   DH list), 

s/highest priority/highest priority DH ID/

4.1.8.  HIP Opportunistic Mode

   Since the Responder's HIT Suite is not determined by the
   destination HIT of the I1 packet, the Responder can freely select a
   HIT of any HIT Suite.

s/is not determined/in the opportunistic mode is not determined/

   the Initiator MAY restart the
   BEX with an I1 packet with a source HIT that is contained in the list
   of the Responder's HIT Suites in the R1 packet.

s/is contained in/is compatible with one of the Suite IDs in/

4.4.3.  HIP State Processes

   | Receive I2, process | If successful, send R2 and go to R2-SENT    |

What does "process" mean here? (same in the other tables) Should that be "receive and process"? And what is the difference compared to triggers without "process" (e.g., with receiving I1s and in Table 6)?

  | Receive ANYOTHER    | Drop and stay at UNASSOCIATED               |

"ANYOTHER" is not defined. Could just say "Receive something else" or define ANYOTHER somewhere (say, change 4.4.1 into "State Machine Terminology" and have ANYOTHER there).

Table 3 (I1-SENT)

   | Receive I1          | If the local HIT is smaller than the peer   |
   |                     | HIT, drop I1 and stay at I1-SENT            |

s/Receive I1/Receive I1 from the peer/
Or maybe could explain before the table that "Receive X" means here receiving from a peer one is setting up a HIP SA with -- or does it?

Could also add a reference to the Section 6.5 on how to compare HITs

Table 5: R2-SENT - Waiting to finish HIP
Table 6: ESTABLISHED - HIP association established

What to do if some other HIP message arrives?

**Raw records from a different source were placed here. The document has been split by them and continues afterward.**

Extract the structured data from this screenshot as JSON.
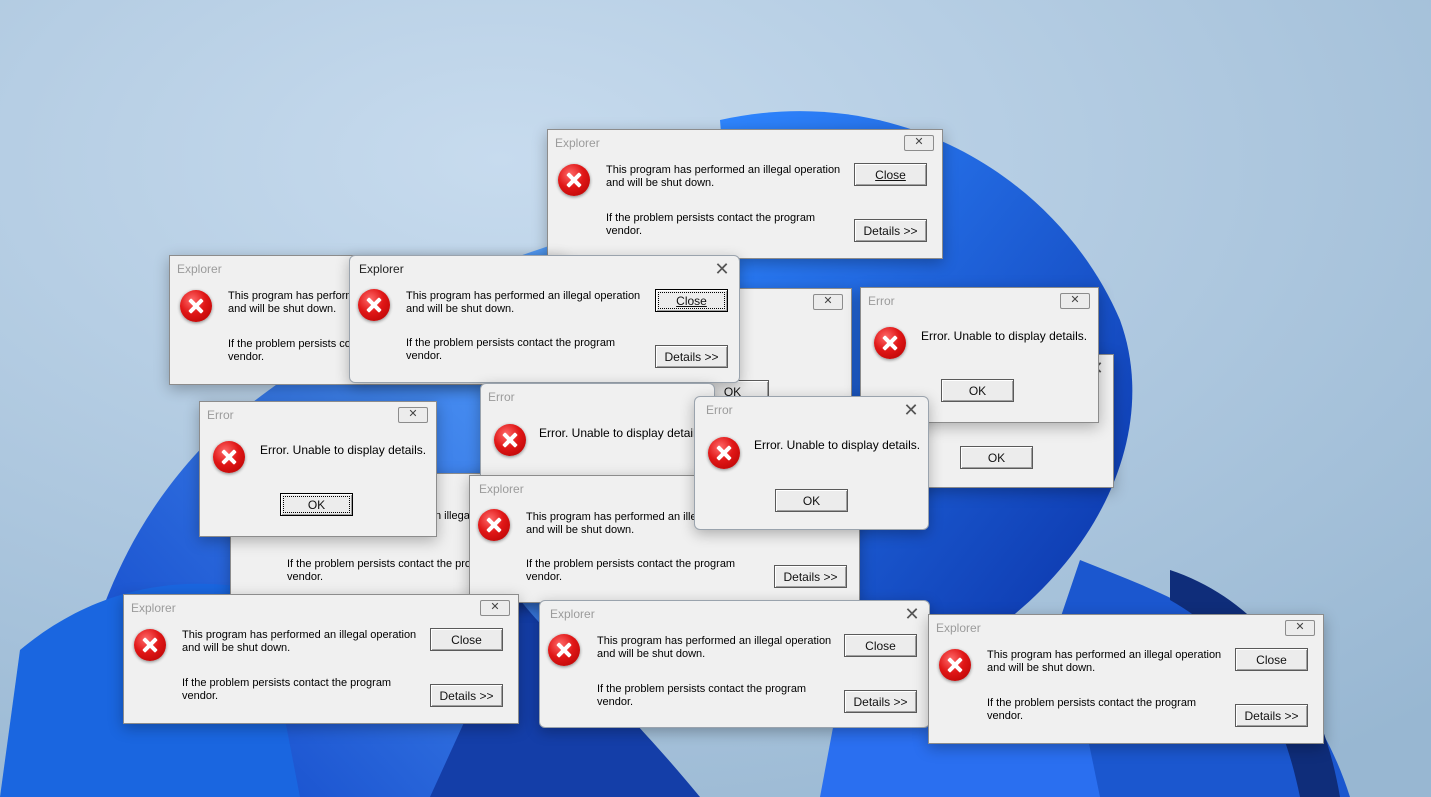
{
  "dialogs": {
    "illegal": {
      "title": "Explorer",
      "close_x": "✕",
      "line1": "This program has performed an illegal operation\nand will be shut down.",
      "line2": "If the problem persists contact the program\nvendor.",
      "close_label": "Close",
      "details_label": "Details >>"
    },
    "error": {
      "title": "Error",
      "close_x": "✕",
      "message": "Error. Unable to display details.",
      "ok_label": "OK"
    }
  },
  "icons": {
    "error": "error-x-icon"
  },
  "colors": {
    "dialog_bg": "#f0f0f0",
    "error_icon": "#e01717",
    "wallpaper_bg": "#a7c3dc",
    "bloom_blue": "#1f5ed8"
  }
}
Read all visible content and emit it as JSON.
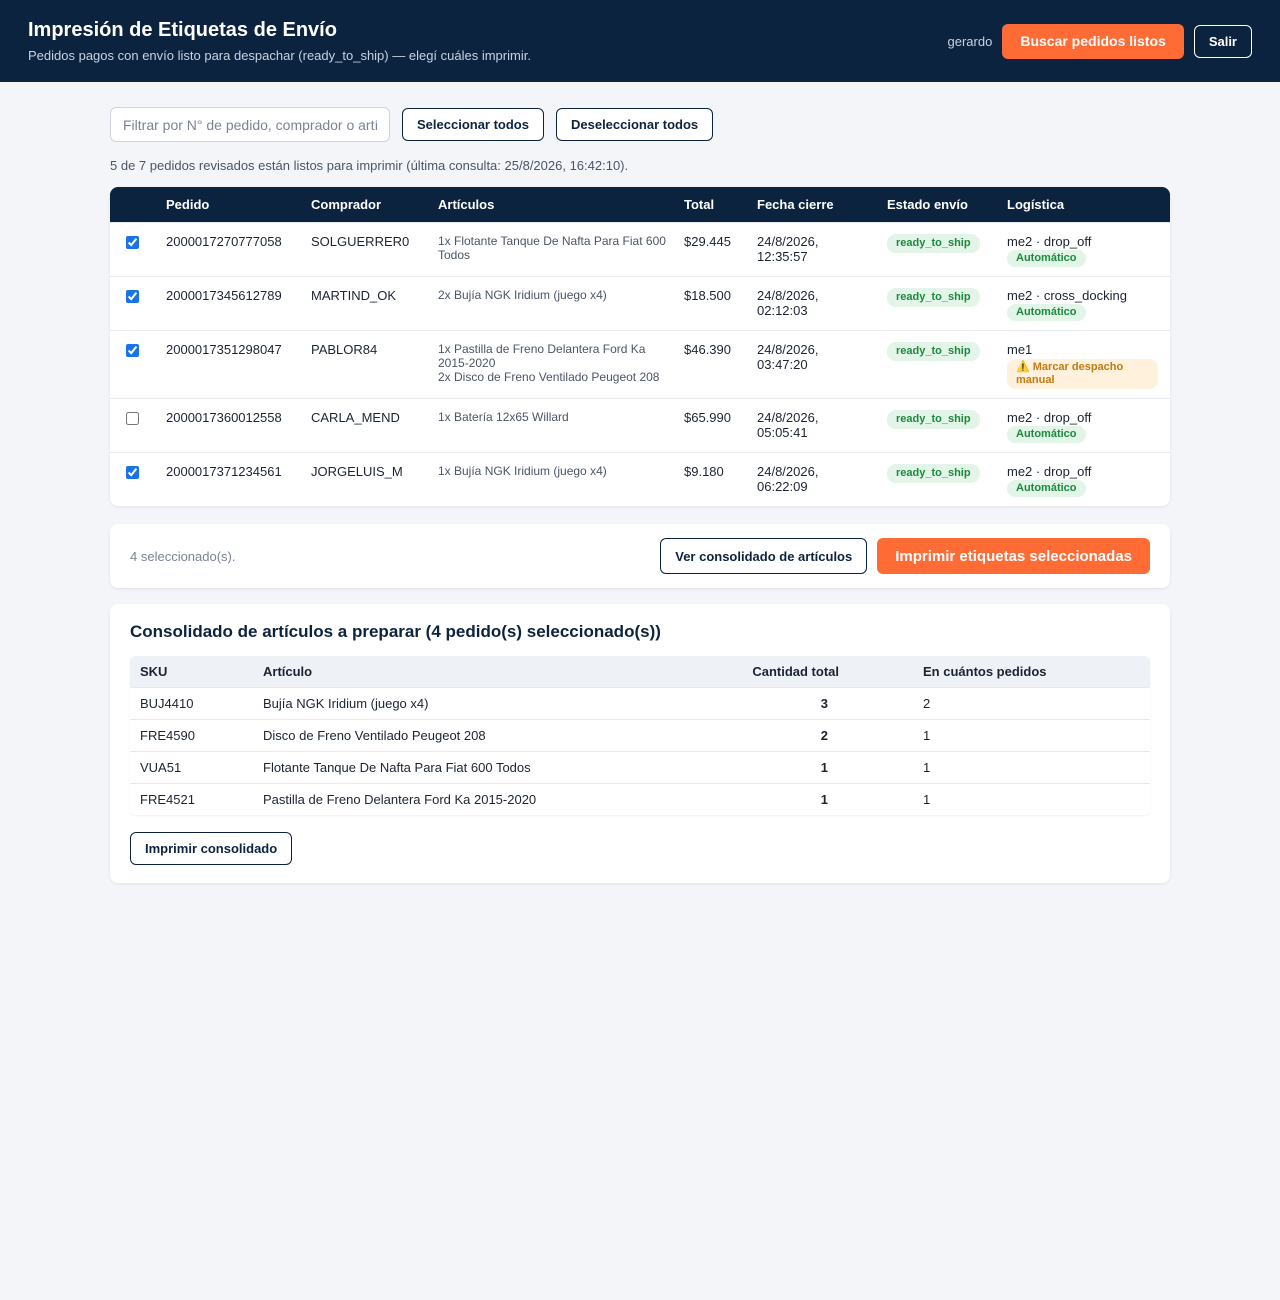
{
  "header": {
    "title": "Impresión de Etiquetas de Envío",
    "subtitle": "Pedidos pagos con envío listo para despachar (ready_to_ship) — elegí cuáles imprimir.",
    "user": "gerardo",
    "search_button": "Buscar pedidos listos",
    "logout_button": "Salir"
  },
  "toolbar": {
    "filter_placeholder": "Filtrar por N° de pedido, comprador o artículo",
    "select_all": "Seleccionar todos",
    "deselect_all": "Deseleccionar todos"
  },
  "status_line": "5 de 7 pedidos revisados están listos para imprimir (última consulta: 25/8/2026, 16:42:10).",
  "orders": {
    "columns": [
      "Pedido",
      "Comprador",
      "Artículos",
      "Total",
      "Fecha cierre",
      "Estado envío",
      "Logística"
    ],
    "rows": [
      {
        "checked": true,
        "id": "2000017270777058",
        "buyer": "SOLGUERRER0",
        "items": [
          "1x Flotante Tanque De Nafta Para Fiat 600 Todos"
        ],
        "total": "$29.445",
        "date": "24/8/2026,",
        "time": "12:35:57",
        "status": "ready_to_ship",
        "logistic": "me2 · drop_off",
        "mode": "Automático"
      },
      {
        "checked": true,
        "id": "2000017345612789",
        "buyer": "MARTIND_OK",
        "items": [
          "2x Bujía NGK Iridium (juego x4)"
        ],
        "total": "$18.500",
        "date": "24/8/2026,",
        "time": "02:12:03",
        "status": "ready_to_ship",
        "logistic": "me2 · cross_docking",
        "mode": "Automático"
      },
      {
        "checked": true,
        "id": "2000017351298047",
        "buyer": "PABLOR84",
        "items": [
          "1x Pastilla de Freno Delantera Ford Ka 2015-2020",
          "2x Disco de Freno Ventilado Peugeot 208"
        ],
        "total": "$46.390",
        "date": "24/8/2026,",
        "time": "03:47:20",
        "status": "ready_to_ship",
        "logistic": "me1",
        "warning": "⚠️ Marcar despacho manual"
      },
      {
        "checked": false,
        "id": "2000017360012558",
        "buyer": "CARLA_MEND",
        "items": [
          "1x Batería 12x65 Willard"
        ],
        "total": "$65.990",
        "date": "24/8/2026,",
        "time": "05:05:41",
        "status": "ready_to_ship",
        "logistic": "me2 · drop_off",
        "mode": "Automático"
      },
      {
        "checked": true,
        "id": "2000017371234561",
        "buyer": "JORGELUIS_M",
        "items": [
          "1x Bujía NGK Iridium (juego x4)"
        ],
        "total": "$9.180",
        "date": "24/8/2026,",
        "time": "06:22:09",
        "status": "ready_to_ship",
        "logistic": "me2 · drop_off",
        "mode": "Automático"
      }
    ]
  },
  "actions": {
    "selected_count": "4 seleccionado(s).",
    "view_consolidated": "Ver consolidado de artículos",
    "print_selected": "Imprimir etiquetas seleccionadas"
  },
  "consolidated": {
    "title": "Consolidado de artículos a preparar (4 pedido(s) seleccionado(s))",
    "columns": [
      "SKU",
      "Artículo",
      "Cantidad total",
      "En cuántos pedidos"
    ],
    "rows": [
      {
        "sku": "BUJ4410",
        "item": "Bujía NGK Iridium (juego x4)",
        "qty": "3",
        "orders": "2"
      },
      {
        "sku": "FRE4590",
        "item": "Disco de Freno Ventilado Peugeot 208",
        "qty": "2",
        "orders": "1"
      },
      {
        "sku": "VUA51",
        "item": "Flotante Tanque De Nafta Para Fiat 600 Todos",
        "qty": "1",
        "orders": "1"
      },
      {
        "sku": "FRE4521",
        "item": "Pastilla de Freno Delantera Ford Ka 2015-2020",
        "qty": "1",
        "orders": "1"
      }
    ],
    "print_button": "Imprimir consolidado"
  },
  "colors": {
    "header_bg": "#0c2340",
    "accent": "#ff6b35",
    "status_green": "#1e8a3e",
    "warning": "#c47a10"
  }
}
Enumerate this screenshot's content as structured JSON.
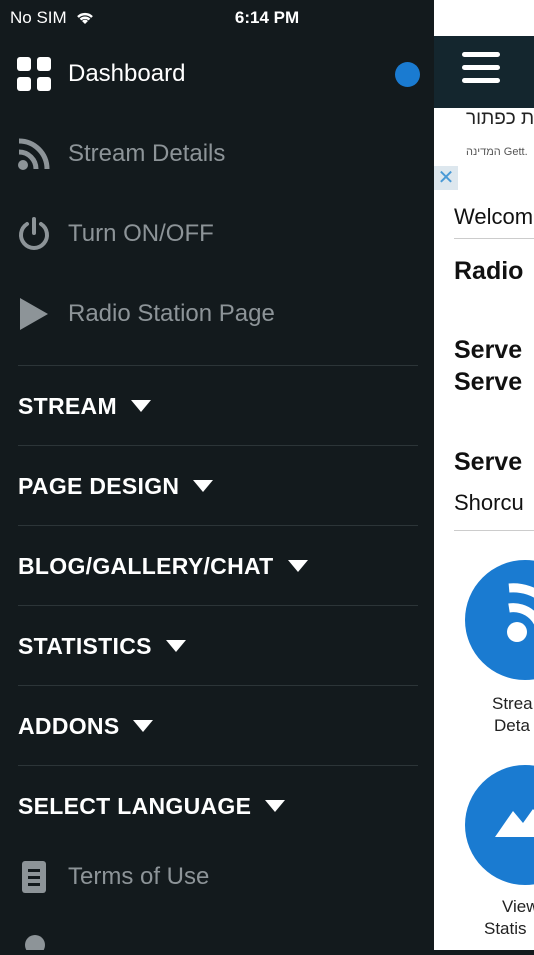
{
  "status_bar": {
    "carrier": "No SIM",
    "time": "6:14 PM",
    "battery_color": "#4cd964"
  },
  "drawer": {
    "items": [
      {
        "label": "Dashboard",
        "icon": "dashboard-grid-icon",
        "active": true
      },
      {
        "label": "Stream Details",
        "icon": "rss-icon"
      },
      {
        "label": "Turn ON/OFF",
        "icon": "power-icon"
      },
      {
        "label": "Radio Station Page",
        "icon": "play-icon"
      }
    ],
    "sections": [
      {
        "label": "STREAM"
      },
      {
        "label": "PAGE DESIGN"
      },
      {
        "label": "BLOG/GALLERY/CHAT"
      },
      {
        "label": "STATISTICS"
      },
      {
        "label": "ADDONS"
      },
      {
        "label": "SELECT LANGUAGE"
      }
    ],
    "footer_items": [
      {
        "label": "Terms of Use",
        "icon": "document-icon"
      }
    ],
    "accent": "#1a7bd1"
  },
  "content": {
    "ad_title": "ת כפתור",
    "ad_sub": "המדינה Gett.",
    "welcome": "Welcom",
    "radio": "Radio",
    "server1": "Serve",
    "server2": "Serve",
    "server3": "Serve",
    "shortcut": "Shorcu",
    "shortcut1_line1": "Strea",
    "shortcut1_line2": "Deta",
    "shortcut2_line1": "View",
    "shortcut2_line2": "Statis"
  }
}
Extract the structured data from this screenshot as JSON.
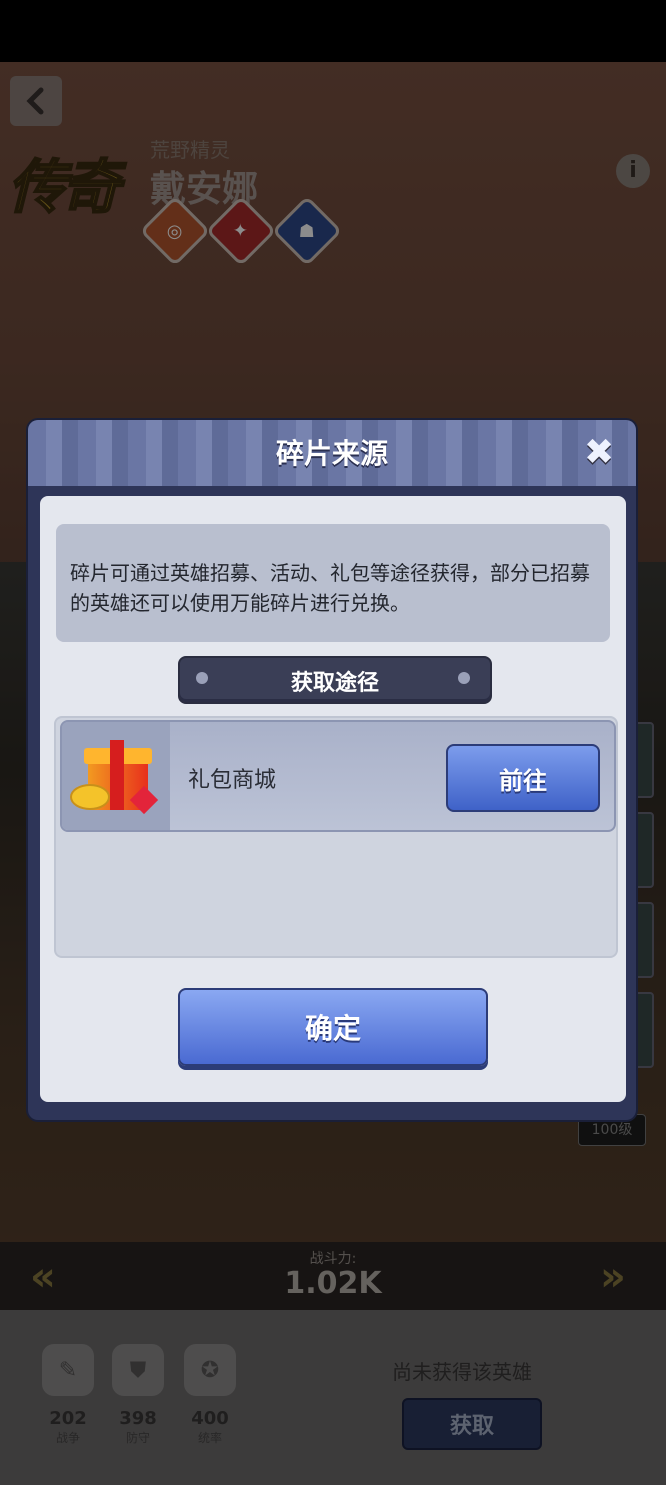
{
  "hero": {
    "rarity": "传奇",
    "subtitle": "荒野精灵",
    "name": "戴安娜"
  },
  "power": {
    "label": "战斗力:",
    "value": "1.02K"
  },
  "stats": [
    {
      "value": "202",
      "label": "战争",
      "icon": "sword-icon"
    },
    {
      "value": "398",
      "label": "防守",
      "icon": "shield-icon"
    },
    {
      "value": "400",
      "label": "统率",
      "icon": "star-icon"
    }
  ],
  "status": {
    "unowned_text": "尚未获得该英雄",
    "obtain_label": "获取"
  },
  "level_box": "100级",
  "modal": {
    "title": "碎片来源",
    "description": "碎片可通过英雄招募、活动、礼包等途径获得，部分已招募的英雄还可以使用万能碎片进行兑换。",
    "route_header": "获取途径",
    "routes": [
      {
        "name": "礼包商城",
        "button": "前往",
        "icon": "gift-box-icon"
      }
    ],
    "confirm_label": "确定"
  },
  "colors": {
    "modal_frame": "#2e3558",
    "button_blue": "#4a6ad2",
    "rarity_gold": "#b0902a"
  }
}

Probably with message types not specified in this document that's extension-specific, but could mention it somewhere here. Also, Table 5 doesn't have CLOSE_ACK.

Table 7: CLOSING - HIP association has not been used for UAL minutes

   | Timeout, increment  | If timeout sum is less than UAL+MSL         |
   | timeout sum, reset  | minutes, retransmit CLOSE and stay at       |
   | timer               | CLOSING                                     |

This trigger's definition is not particularly clear.

4.5.1.  TCP and UDP Pseudo-Header Computation for User Data

   When computing TCP and UDP checksums on user data packets that flow
   through sockets bound to HITs, the IPv6 pseudo-header format
   [RFC2460] MUST be used, even if the actual addresses on the packet
   are IPv4 addresses.

s/on the packet/on the IP header of the packet/

4.5.2.  Sending Data on HIP Packets

   A future version of this document may define how to include user data
   in various HIP packets.  However, currently the HIP header is a
   terminal header, and not followed by any other headers.

Do we plan to do this in a future version of *this* document or would that be better left for some other document?

4.6.  Certificate Distribution

   This document does not define how to use certificates or how to
   transfer them between hosts.  These functions are expected to be
   defined in a future specification.

Informational reference to the CERT draft could be appropriate.

I'll send additional nits off-list.